Senate Armed Services Committee Chairman John McCain on Thursday said his panel will create a new subcommittee on cybersecurity within “a couple of days.”
The subcommittee will be led by Sen. Lindsey Graham (R-S.C.), and will assume the jurisdiction of cybersecurity issues that’s now overseen by the Subcommittee on Emerging Threats and Capabilities.
“It’s just too big an issue, and there’s so many different facets of it,” said McCain (R-Ariz.). “It’s going to go on forever, it’s not like one of those one-shot deals.”

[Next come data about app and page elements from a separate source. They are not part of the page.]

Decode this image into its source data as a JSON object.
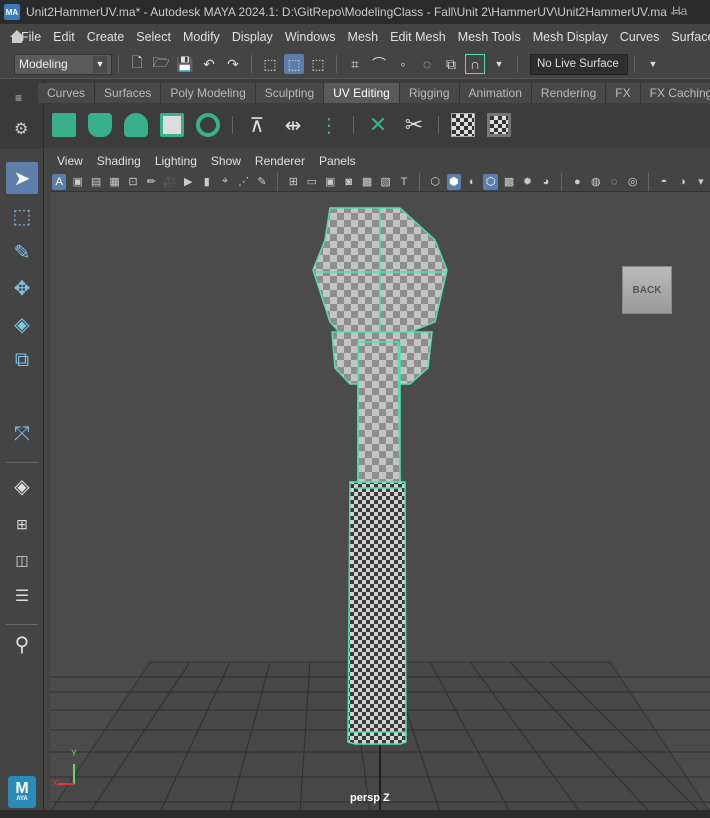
{
  "window": {
    "title": "Unit2HammerUV.ma* - Autodesk MAYA 2024.1: D:\\GitRepo\\ModelingClass - Fall\\Unit 2\\HammerUV\\Unit2HammerUV.ma   ---",
    "title_overflow": "Ha",
    "app_icon_text": "MA"
  },
  "menubar": {
    "items": [
      "File",
      "Edit",
      "Create",
      "Select",
      "Modify",
      "Display",
      "Windows",
      "Mesh",
      "Edit Mesh",
      "Mesh Tools",
      "Mesh Display",
      "Curves",
      "Surfaces"
    ]
  },
  "statusline": {
    "mode": "Modeling",
    "live_surface": "No Live Surface"
  },
  "shelf": {
    "tabs": [
      "Curves",
      "Surfaces",
      "Poly Modeling",
      "Sculpting",
      "UV Editing",
      "Rigging",
      "Animation",
      "Rendering",
      "FX",
      "FX Caching"
    ],
    "active_tab": "UV Editing"
  },
  "viewport": {
    "menu": [
      "View",
      "Shading",
      "Lighting",
      "Show",
      "Renderer",
      "Panels"
    ],
    "back_label": "BACK",
    "camera_label": "persp Z",
    "axis_y": "Y",
    "axis_x": "X"
  },
  "maya_logo": {
    "letter": "M",
    "sub": "AYA"
  },
  "colors": {
    "accent": "#5d7ea8",
    "wireframe": "#4fe0b0",
    "background": "#444444",
    "viewport": "#4b4b4b"
  }
}
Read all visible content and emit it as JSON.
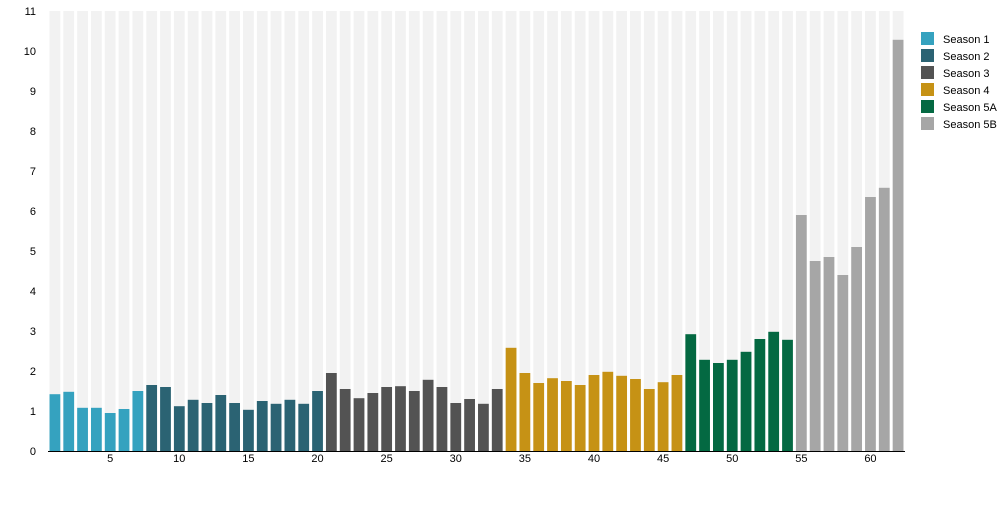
{
  "chart_data": {
    "type": "bar",
    "title": "",
    "xlabel": "",
    "ylabel": "",
    "ylim": [
      0,
      11
    ],
    "y_ticks": [
      0,
      1,
      2,
      3,
      4,
      5,
      6,
      7,
      8,
      9,
      10,
      11
    ],
    "x_ticks": [
      5,
      10,
      15,
      20,
      25,
      30,
      35,
      40,
      45,
      50,
      55,
      60
    ],
    "grid": "vertical background stripes behind each episode slot",
    "legend_position": "right",
    "series": [
      {
        "name": "Season 1",
        "color": "#35a2bf",
        "x": [
          1,
          2,
          3,
          4,
          5,
          6,
          7
        ],
        "values": [
          1.42,
          1.48,
          1.08,
          1.08,
          0.95,
          1.05,
          1.5
        ]
      },
      {
        "name": "Season 2",
        "color": "#2b6373",
        "x": [
          8,
          9,
          10,
          11,
          12,
          13,
          14,
          15,
          16,
          17,
          18,
          19,
          20
        ],
        "values": [
          1.65,
          1.6,
          1.12,
          1.28,
          1.2,
          1.4,
          1.2,
          1.03,
          1.25,
          1.18,
          1.28,
          1.18,
          1.5
        ]
      },
      {
        "name": "Season 3",
        "color": "#535353",
        "x": [
          21,
          22,
          23,
          24,
          25,
          26,
          27,
          28,
          29,
          30,
          31,
          32,
          33
        ],
        "values": [
          1.95,
          1.55,
          1.32,
          1.45,
          1.6,
          1.62,
          1.5,
          1.78,
          1.6,
          1.2,
          1.3,
          1.18,
          1.55
        ]
      },
      {
        "name": "Season 4",
        "color": "#c69215",
        "x": [
          34,
          35,
          36,
          37,
          38,
          39,
          40,
          41,
          42,
          43,
          44,
          45,
          46
        ],
        "values": [
          2.58,
          1.95,
          1.7,
          1.82,
          1.75,
          1.65,
          1.9,
          1.98,
          1.88,
          1.8,
          1.55,
          1.72,
          1.9
        ]
      },
      {
        "name": "Season 5A",
        "color": "#046942",
        "x": [
          47,
          48,
          49,
          50,
          51,
          52,
          53,
          54
        ],
        "values": [
          2.92,
          2.28,
          2.2,
          2.28,
          2.48,
          2.8,
          2.98,
          2.78
        ]
      },
      {
        "name": "Season 5B",
        "color": "#a6a6a6",
        "x": [
          55,
          56,
          57,
          58,
          59,
          60,
          61,
          62
        ],
        "values": [
          5.9,
          4.75,
          4.85,
          4.4,
          5.1,
          6.35,
          6.58,
          10.28
        ]
      }
    ]
  }
}
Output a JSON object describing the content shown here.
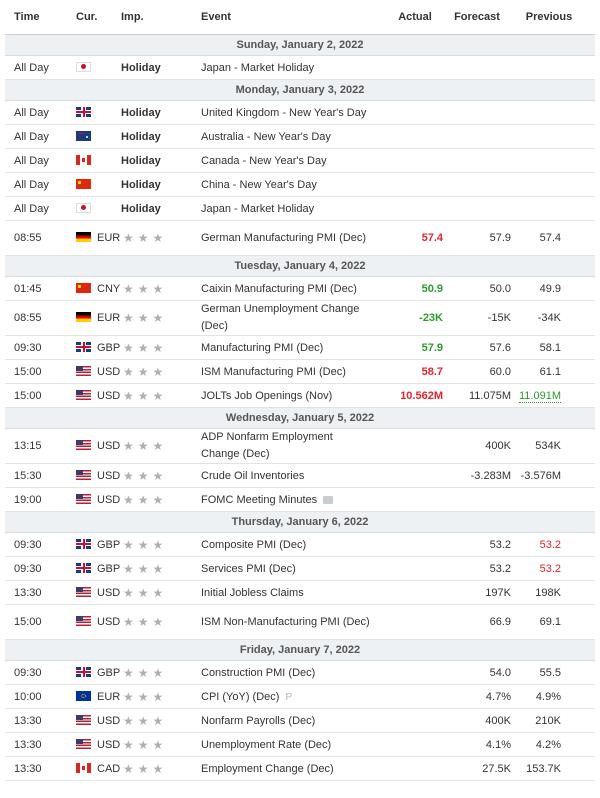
{
  "headers": {
    "time": "Time",
    "cur": "Cur.",
    "imp": "Imp.",
    "event": "Event",
    "actual": "Actual",
    "forecast": "Forecast",
    "previous": "Previous"
  },
  "days": [
    {
      "label": "Sunday, January 2, 2022",
      "rows": [
        {
          "time": "All Day",
          "flag": "jp",
          "cur": "",
          "imp": "Holiday",
          "event": "Japan - Market Holiday",
          "actual": "",
          "forecast": "",
          "previous": ""
        }
      ]
    },
    {
      "label": "Monday, January 3, 2022",
      "rows": [
        {
          "time": "All Day",
          "flag": "gb",
          "cur": "",
          "imp": "Holiday",
          "event": "United Kingdom - New Year's Day",
          "actual": "",
          "forecast": "",
          "previous": ""
        },
        {
          "time": "All Day",
          "flag": "au",
          "cur": "",
          "imp": "Holiday",
          "event": "Australia - New Year's Day",
          "actual": "",
          "forecast": "",
          "previous": ""
        },
        {
          "time": "All Day",
          "flag": "ca",
          "cur": "",
          "imp": "Holiday",
          "event": "Canada - New Year's Day",
          "actual": "",
          "forecast": "",
          "previous": ""
        },
        {
          "time": "All Day",
          "flag": "cn",
          "cur": "",
          "imp": "Holiday",
          "event": "China - New Year's Day",
          "actual": "",
          "forecast": "",
          "previous": ""
        },
        {
          "time": "All Day",
          "flag": "jp",
          "cur": "",
          "imp": "Holiday",
          "event": "Japan - Market Holiday",
          "actual": "",
          "forecast": "",
          "previous": ""
        },
        {
          "time": "08:55",
          "flag": "de",
          "cur": "EUR",
          "imp": "",
          "event": "German Manufacturing PMI (Dec)",
          "actual": "57.4",
          "actual_color": "red",
          "forecast": "57.9",
          "previous": "57.4",
          "tall": true
        }
      ]
    },
    {
      "label": "Tuesday, January 4, 2022",
      "rows": [
        {
          "time": "01:45",
          "flag": "cn",
          "cur": "CNY",
          "imp": "",
          "event": "Caixin Manufacturing PMI (Dec)",
          "actual": "50.9",
          "actual_color": "green",
          "forecast": "50.0",
          "previous": "49.9"
        },
        {
          "time": "08:55",
          "flag": "de",
          "cur": "EUR",
          "imp": "",
          "event": "German Unemployment Change (Dec)",
          "actual": "-23K",
          "actual_color": "green",
          "forecast": "-15K",
          "previous": "-34K",
          "tall": true
        },
        {
          "time": "09:30",
          "flag": "gb",
          "cur": "GBP",
          "imp": "",
          "event": "Manufacturing PMI (Dec)",
          "actual": "57.9",
          "actual_color": "green",
          "forecast": "57.6",
          "previous": "58.1"
        },
        {
          "time": "15:00",
          "flag": "us",
          "cur": "USD",
          "imp": "",
          "event": "ISM Manufacturing PMI (Dec)",
          "actual": "58.7",
          "actual_color": "red",
          "forecast": "60.0",
          "previous": "61.1"
        },
        {
          "time": "15:00",
          "flag": "us",
          "cur": "USD",
          "imp": "",
          "event": "JOLTs Job Openings (Nov)",
          "actual": "10.562M",
          "actual_color": "red",
          "forecast": "11.075M",
          "previous": "11.091M",
          "prev_color": "green"
        }
      ]
    },
    {
      "label": "Wednesday, January 5, 2022",
      "rows": [
        {
          "time": "13:15",
          "flag": "us",
          "cur": "USD",
          "imp": "",
          "event": "ADP Nonfarm Employment Change (Dec)",
          "actual": "",
          "forecast": "400K",
          "previous": "534K",
          "tall": true
        },
        {
          "time": "15:30",
          "flag": "us",
          "cur": "USD",
          "imp": "",
          "event": "Crude Oil Inventories",
          "actual": "",
          "forecast": "-3.283M",
          "previous": "-3.576M"
        },
        {
          "time": "19:00",
          "flag": "us",
          "cur": "USD",
          "imp": "",
          "event": "FOMC Meeting Minutes",
          "actual": "",
          "forecast": "",
          "previous": "",
          "doc": true
        }
      ]
    },
    {
      "label": "Thursday, January 6, 2022",
      "rows": [
        {
          "time": "09:30",
          "flag": "gb",
          "cur": "GBP",
          "imp": "",
          "event": "Composite PMI (Dec)",
          "actual": "",
          "forecast": "53.2",
          "previous": "53.2",
          "prev_color": "red"
        },
        {
          "time": "09:30",
          "flag": "gb",
          "cur": "GBP",
          "imp": "",
          "event": "Services PMI (Dec)",
          "actual": "",
          "forecast": "53.2",
          "previous": "53.2",
          "prev_color": "red"
        },
        {
          "time": "13:30",
          "flag": "us",
          "cur": "USD",
          "imp": "",
          "event": "Initial Jobless Claims",
          "actual": "",
          "forecast": "197K",
          "previous": "198K"
        },
        {
          "time": "15:00",
          "flag": "us",
          "cur": "USD",
          "imp": "",
          "event": "ISM Non-Manufacturing PMI (Dec)",
          "actual": "",
          "forecast": "66.9",
          "previous": "69.1",
          "tall": true
        }
      ]
    },
    {
      "label": "Friday, January 7, 2022",
      "rows": [
        {
          "time": "09:30",
          "flag": "gb",
          "cur": "GBP",
          "imp": "",
          "event": "Construction PMI (Dec)",
          "actual": "",
          "forecast": "54.0",
          "previous": "55.5"
        },
        {
          "time": "10:00",
          "flag": "eu",
          "cur": "EUR",
          "imp": "",
          "event": "CPI (YoY) (Dec)",
          "actual": "",
          "forecast": "4.7%",
          "previous": "4.9%",
          "prelim": "P"
        },
        {
          "time": "13:30",
          "flag": "us",
          "cur": "USD",
          "imp": "",
          "event": "Nonfarm Payrolls (Dec)",
          "actual": "",
          "forecast": "400K",
          "previous": "210K"
        },
        {
          "time": "13:30",
          "flag": "us",
          "cur": "USD",
          "imp": "",
          "event": "Unemployment Rate (Dec)",
          "actual": "",
          "forecast": "4.1%",
          "previous": "4.2%"
        },
        {
          "time": "13:30",
          "flag": "ca",
          "cur": "CAD",
          "imp": "",
          "event": "Employment Change (Dec)",
          "actual": "",
          "forecast": "27.5K",
          "previous": "153.7K"
        }
      ]
    }
  ]
}
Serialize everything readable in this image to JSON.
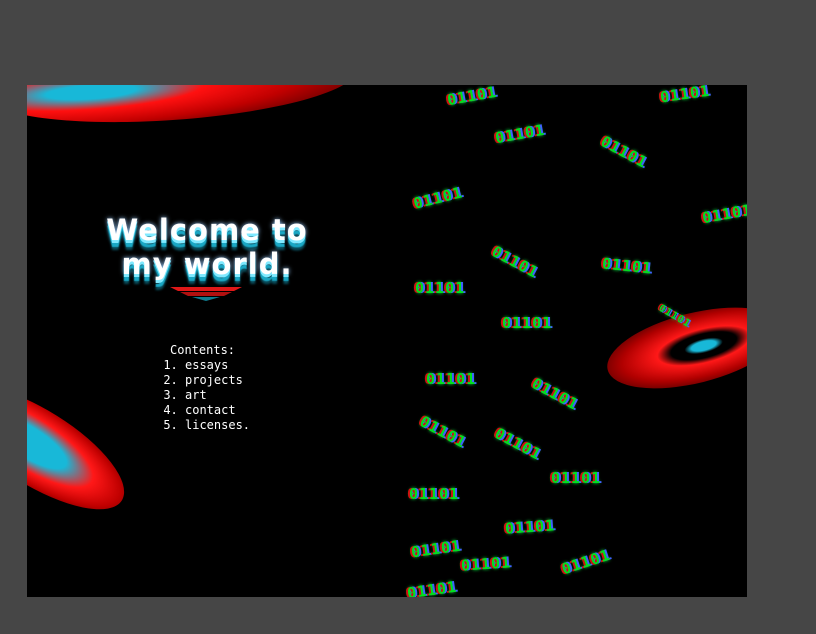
{
  "title": {
    "line1": "Welcome to",
    "line2": "my world."
  },
  "contents": {
    "heading": "Contents:",
    "items": [
      "essays",
      "projects",
      "art",
      "contact",
      "licenses."
    ]
  },
  "binary_glyphs": "01101",
  "colors": {
    "frame": "#464646",
    "canvas": "#000000",
    "glow_red": "#ff1010",
    "glow_cyan": "#18b8d8",
    "binary_green": "#00e020"
  }
}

McCain said part of the subcommittee’s focus will be helping the U.S. intelligence community craft a comprehensive cybersecurity policy to guide best practices and potential responses in the wake of a cyberattack.
“We will be mandating that they come up with it,” McCain said. “We’ll be glad to work with them, but they will have to have a policy and a strategy. They’ve never had one. They’ve reacted to every single attack in a different way. It’s just crazy.”
McCain was among the senators who bemoaned the lack of a coordinated U.S. strategy against the Russian government for its alleged cyberattacks on election-related targets last year.
Graham told reporters separately on Thursday that the goal of the cybersecurity subcommittee is to come up with a national policy on cyber standards as attacks become a “growing threat.”
“The plan is to inventory the threats and come up with a policy and rules of engagement,” Graham said, adding that he intends to find a “bipartisan consensus” to define what constitutes a cyberattack.
“If you blow up a power plant that’s clearly an act of war,” he said. “Well, what if you shut a power plant down through a cyberattack?”
In discussing the new subcommittee, Graham said the Russian government tried to “basically break the backbone of democracy.” Since Russia has other countries as targets, he added, “that has to be met strongly.”
Graham also said he wants to create a “counter-Russia account” through the foreign operations government funding process as the beginning of a “new approach” to counter Russia’s propaganda and fake news.
McCain had discussed creating a separate cybersecurity subcommittee during the 114th Congress, but with no result. This time, however, he said the new panel is “definitely going to happen.”
“It’s up to me how many subcommittees we have, so we just decided to have one,” McCain said.
McCain said Graham will give up his role as chairman of the Subcommittee on Personnel. Other members on the new subcommittee will be chosen according to seniority, McCain said.